In addition to teaching us so much about the planet we inhabit, National Geographic has inspired millions of people to try their own hand at photography, and a fitting testament to how inspirational the magazine has been to so many is their annual Travel Photo Contest, where anyone, amateur or pro, can submit photos for prize consideration.

This Eyecatchers installment, was inspired by a selection of 2015 National Geographic Travel Photo Contest entries handpicked by The Atlantic, and features my favorites from this selection. (Please be sure, though, to visit The Atlantic in order to read the very informative captions to each photo.)

If you’re busy and have a lot on your plate, you might want to consider setting a timer with a loud alarm, as I will not be held responsible for readers getting lost in these photos and losing track of time. :)
















Reason #257 Why I Love Bellingham: Annual Naked Bike Ride

NakedBikeRide-page-001There are MANY reasons why I love my adopted hometown of 20+ years, Bellingham, Washington, and the annual Naked Bike Ride is certainly one of them.

The World Naked Bike Ride is a global event with an interesting dual message, promoting: 1.) cycling for the good of the planet; 2.) body-positive values. Riders in the clothing-optional event display varying levels of skin, based on personal preference, and that skin is often painted. Skin not on display is covered with eye-catching, outlandish costume and accessories.

No, I’ve never participated in the ride myself, and I’ve never even consciously sought it out as a spectator. BUTT, pun intended, many a time I just happened to be downtown when the glorious parade of naked weirdness just happened to pass by.

I am simply happy that I live in a town with people who support and participate in events like this; creative acts of expression, silly, fun, and with an aim to make the world a better place.

Tweet of the Day: #Nepal – Please Help

nepal1Whenever natural disasters happen on the scale of this week’s massive earthquake in Nepal, I suspect that I’m not alone in struggling to fully comprehend the enormity.

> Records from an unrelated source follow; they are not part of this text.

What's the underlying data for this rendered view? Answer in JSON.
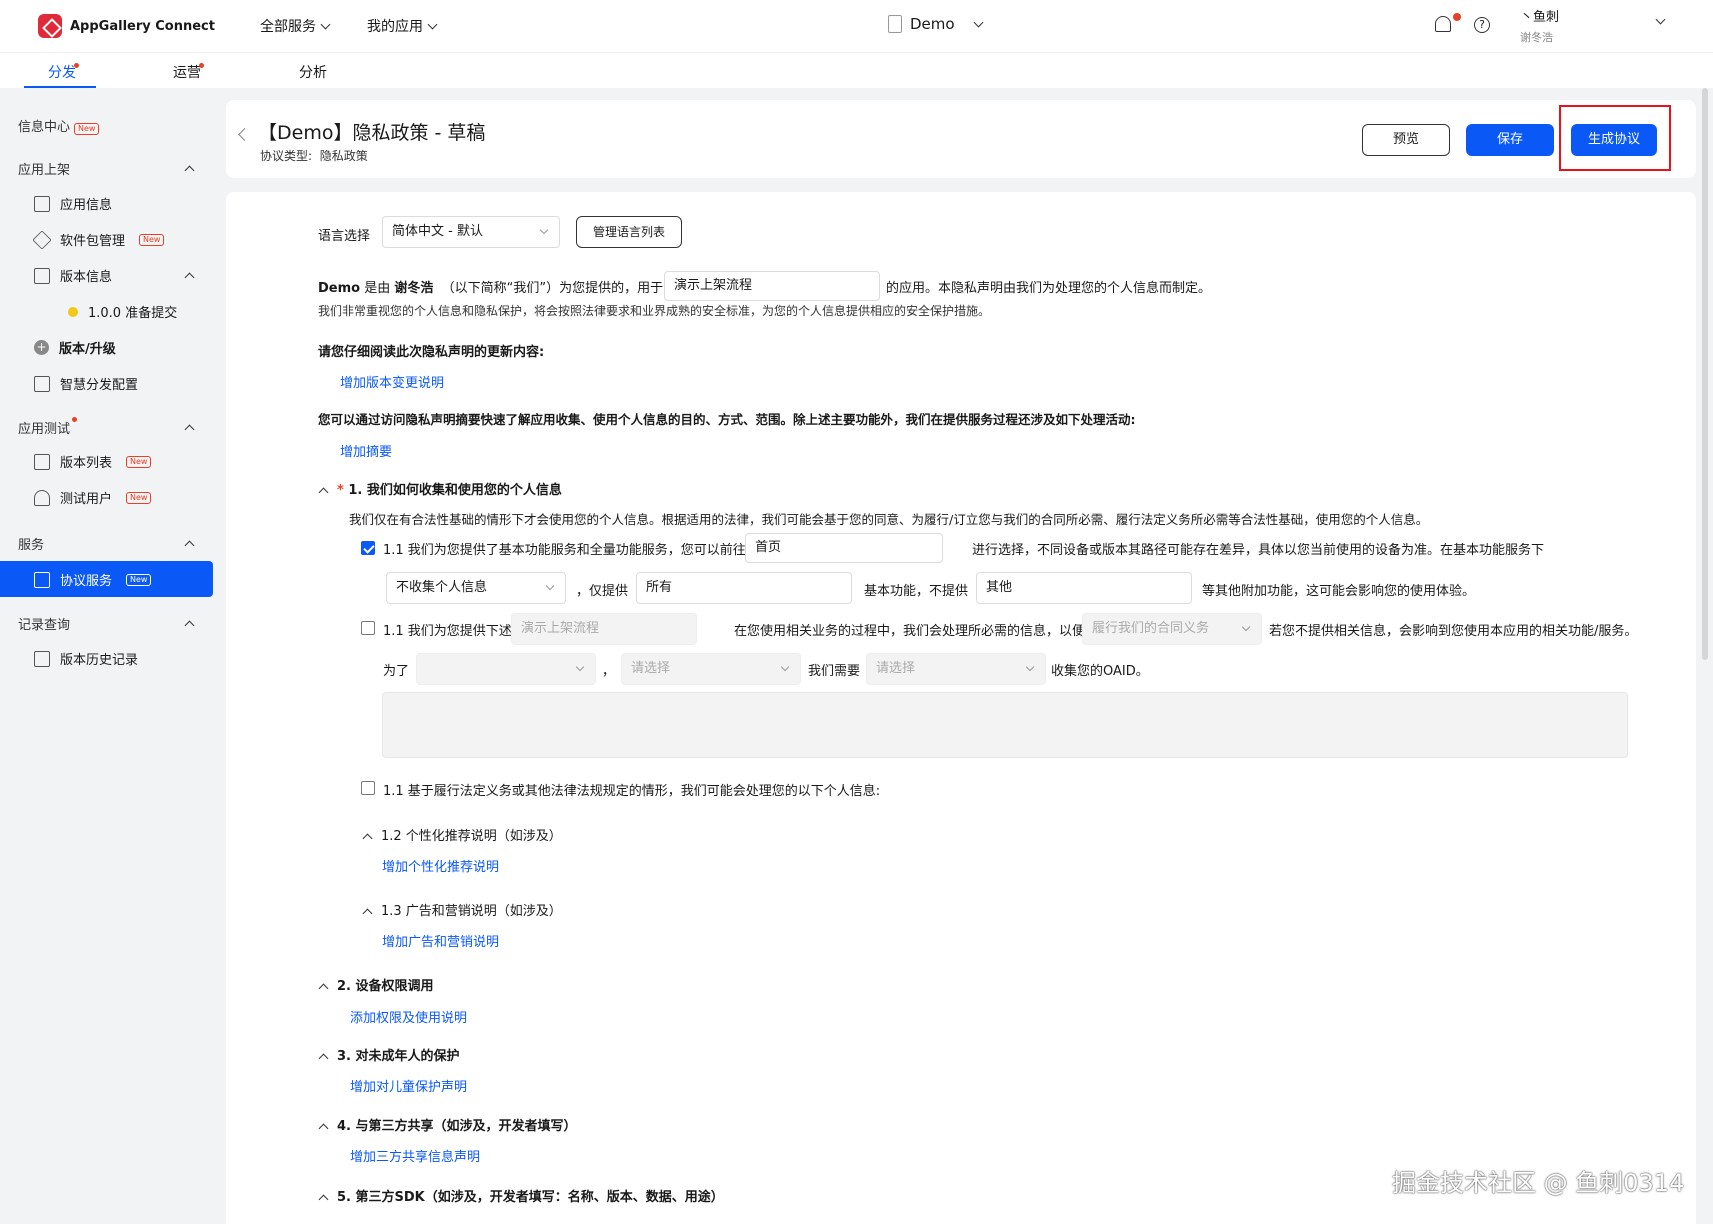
{
  "topbar": {
    "brand": "AppGallery Connect",
    "nav_all_services": "全部服务",
    "nav_my_apps": "我的应用",
    "project": "Demo",
    "user_name": "丶鱼刺",
    "user_sub": "谢冬浩"
  },
  "tabs": [
    "分发",
    "运营",
    "分析"
  ],
  "sidebar": {
    "info_center": "信息中心",
    "sec_release": "应用上架",
    "app_info": "应用信息",
    "package_mgmt": "软件包管理",
    "version_info": "版本信息",
    "version_item": "1.0.0 准备提交",
    "version_upgrade": "版本/升级",
    "smart_dist": "智慧分发配置",
    "sec_testing": "应用测试",
    "version_list": "版本列表",
    "test_users": "测试用户",
    "sec_services": "服务",
    "protocol_service": "协议服务",
    "sec_records": "记录查询",
    "version_history": "版本历史记录",
    "new_badge": "New"
  },
  "header": {
    "title": "【Demo】隐私政策 - 草稿",
    "subtitle_label": "协议类型:",
    "subtitle_value": "隐私政策",
    "preview_btn": "预览",
    "save_btn": "保存",
    "generate_btn": "生成协议"
  },
  "content": {
    "lang_label": "语言选择",
    "lang_value": "简体中文 - 默认",
    "manage_lang_btn": "管理语言列表",
    "intro_app": "Demo",
    "intro_is_by": " 是由 ",
    "intro_dev": "谢冬浩",
    "intro_mid": "（以下简称“我们”）为您提供的，用于",
    "intro_input": "演示上架流程",
    "intro_end": "的应用。本隐私声明由我们为处理您的个人信息而制定。",
    "intro_line2": "我们非常重视您的个人信息和隐私保护，将会按照法律要求和业界成熟的安全标准，为您的个人信息提供相应的安全保护措施。",
    "update_heading": "请您仔细阅读此次隐私声明的更新内容:",
    "add_version_link": "增加版本变更说明",
    "summary_heading": "您可以通过访问隐私声明摘要快速了解应用收集、使用个人信息的目的、方式、范围。除上述主要功能外，我们在提供服务过程还涉及如下处理活动:",
    "add_summary_link": "增加摘要",
    "s1_star": "*",
    "s1_title": "1. 我们如何收集和使用您的个人信息",
    "s1_desc": "我们仅在有合法性基础的情形下才会使用您的个人信息。根据适用的法律，我们可能会基于您的同意、为履行/订立您与我们的合同所必需、履行法定义务所必需等合法性基础，使用您的个人信息。",
    "c1_text": "1.1  我们为您提供了基本功能服务和全量功能服务，您可以前往",
    "c1_input": "首页",
    "c1_text2": "进行选择，不同设备或版本其路径可能存在差异，具体以您当前使用的设备为准。在基本功能服务下",
    "c1_select": "不收集个人信息",
    "c1_only": "，仅提供",
    "c1_input2": "所有",
    "c1_basic": "基本功能，不提供",
    "c1_input3": "其他",
    "c1_tail": "等其他附加功能，这可能会影响您的使用体验。",
    "c2_text": "1.1 我们为您提供下述",
    "c2_input": "演示上架流程",
    "c2_text2": "在您使用相关业务的过程中，我们会处理所必需的信息，以便",
    "c2_select": "履行我们的合同义务",
    "c2_text3": "若您不提供相关信息，会影响到您使用本应用的相关功能/服务。",
    "c2_for": "为了",
    "c2_comma": "，",
    "c2_select2": "请选择",
    "c2_need": "我们需要",
    "c2_select3": "请选择",
    "c2_oaid": "收集您的OAID。",
    "c3_text": "1.1 基于履行法定义务或其他法律法规规定的情形，我们可能会处理您的以下个人信息:",
    "s12_title": "1.2 个性化推荐说明（如涉及）",
    "s12_link": "增加个性化推荐说明",
    "s13_title": "1.3 广告和营销说明（如涉及）",
    "s13_link": "增加广告和营销说明",
    "s2_title": "2. 设备权限调用",
    "s2_link": "添加权限及使用说明",
    "s3_title": "3. 对未成年人的保护",
    "s3_link": "增加对儿童保护声明",
    "s4_title": "4. 与第三方共享（如涉及，开发者填写）",
    "s4_link": "增加三方共享信息声明",
    "s5_title": "5. 第三方SDK（如涉及，开发者填写：名称、版本、数据、用途）"
  },
  "watermark": "掘金技术社区 @ 鱼刺0314",
  "colors": {
    "primary": "#0a59f7",
    "alert": "#e84026",
    "highlight_box": "#e8121f"
  }
}
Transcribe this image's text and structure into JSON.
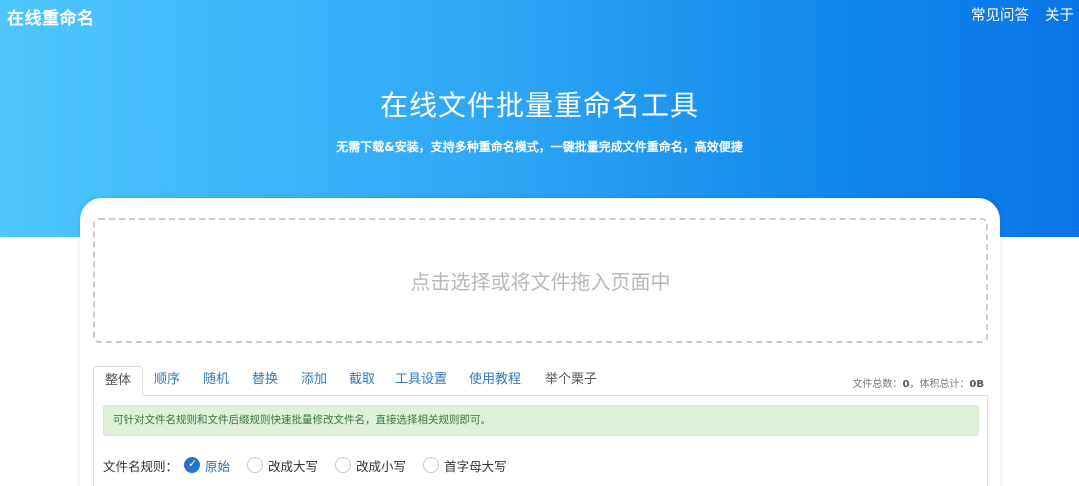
{
  "header": {
    "brand": "在线重命名",
    "nav": [
      "常见问答",
      "关于"
    ]
  },
  "hero": {
    "title": "在线文件批量重命名工具",
    "subtitle": "无需下载&安装，支持多种重命名模式，一键批量完成文件重命名，高效便捷"
  },
  "dropzone": {
    "prompt": "点击选择或将文件拖入页面中"
  },
  "tabs": [
    {
      "label": "整体",
      "active": true
    },
    {
      "label": "顺序"
    },
    {
      "label": "随机"
    },
    {
      "label": "替换"
    },
    {
      "label": "添加"
    },
    {
      "label": "截取"
    },
    {
      "label": "工具设置"
    },
    {
      "label": "使用教程"
    },
    {
      "label": "举个栗子"
    }
  ],
  "stats": {
    "count_label": "文件总数：",
    "count_value": "0",
    "size_label": "，体积总计：",
    "size_value": "0B"
  },
  "notice": "可针对文件名规则和文件后缀规则快速批量修改文件名，直接选择相关规则即可。",
  "rule": {
    "label": "文件名规则：",
    "options": [
      {
        "label": "原始",
        "checked": true
      },
      {
        "label": "改成大写",
        "checked": false
      },
      {
        "label": "改成小写",
        "checked": false
      },
      {
        "label": "首字母大写",
        "checked": false
      }
    ]
  },
  "colors": {
    "hero_start": "#4ec7fd",
    "hero_end": "#0a74e6",
    "link": "#337ab7",
    "notice_bg": "#dff0d8",
    "radio_checked": "#2574c9"
  }
}
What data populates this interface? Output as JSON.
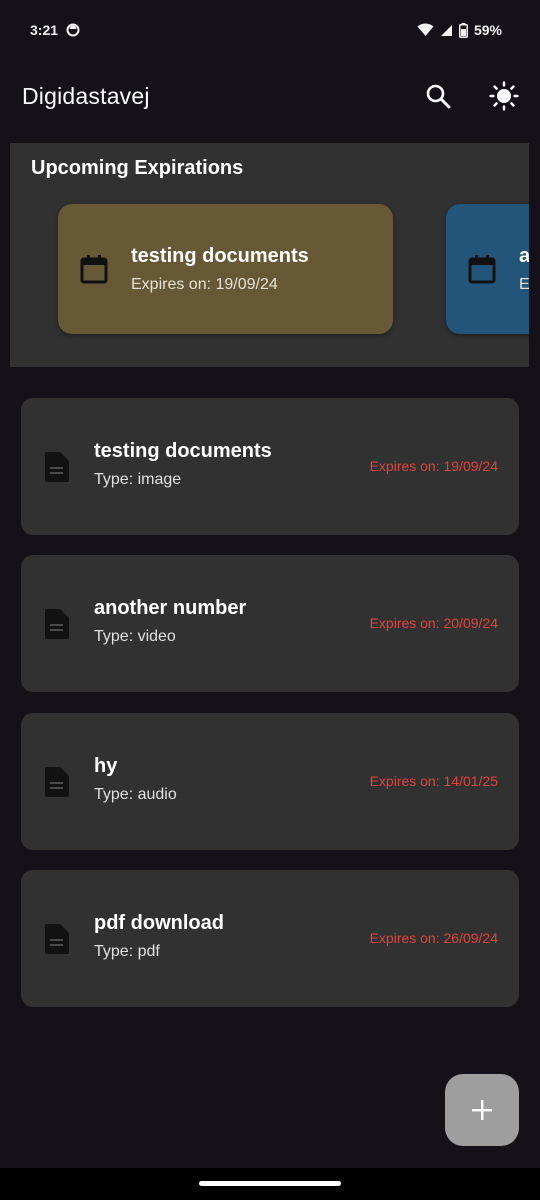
{
  "status_bar": {
    "time": "3:21",
    "battery": "59%"
  },
  "app_bar": {
    "title": "Digidastavej",
    "actions": [
      "search-icon",
      "brightness-icon"
    ]
  },
  "upcoming": {
    "title": "Upcoming Expirations",
    "cards": [
      {
        "name": "testing documents",
        "date": "Expires on: 19/09/24",
        "color": "#675836"
      },
      {
        "name": "a",
        "date": "E",
        "color": "#23557a"
      }
    ]
  },
  "documents": [
    {
      "name": "testing documents",
      "type": "Type: image",
      "expires": "Expires on: 19/09/24"
    },
    {
      "name": "another number",
      "type": "Type: video",
      "expires": "Expires on: 20/09/24"
    },
    {
      "name": "hy",
      "type": "Type: audio",
      "expires": "Expires on: 14/01/25"
    },
    {
      "name": "pdf download",
      "type": "Type: pdf",
      "expires": "Expires on: 26/09/24"
    }
  ],
  "fab": {
    "icon": "add-icon"
  },
  "colors": {
    "background": "#141218",
    "surface": "#313131",
    "expiry_red": "#e0443a",
    "fab": "#9e9e9e"
  }
}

The numbers alone, thus far, are staggering:

  • 5,000 – confirmed dead
  • 10,000 – possible final death toll
  • 500,000 – displaced
  • 1.4million – in need of food
  • 8million – total affected
  • $10billion – estimated cost to rebuild, exceeding Nepal’s entire GDP

The photos are hard to look at, the news stories difficult to read, and yet the choice to look away is just not acceptable, especially if you can afford to even help out a little bit.

I was heartened, when I checked Facebook this morning and found a button at the top of my news feed providing me with the opportunity to donate to the Nepal relief effort. When you consider that Facebook has over a BILLION registered users, their gesture could have a big impact.

And then, this morning, I received an email from the president of the university where I work, providing a link to where employees can either donate by credit card or by a deduction from our paychecks.

Finally, Twitter is awash in tweets of prayer and pleas for donations.

Please consider chipping in whatever you can.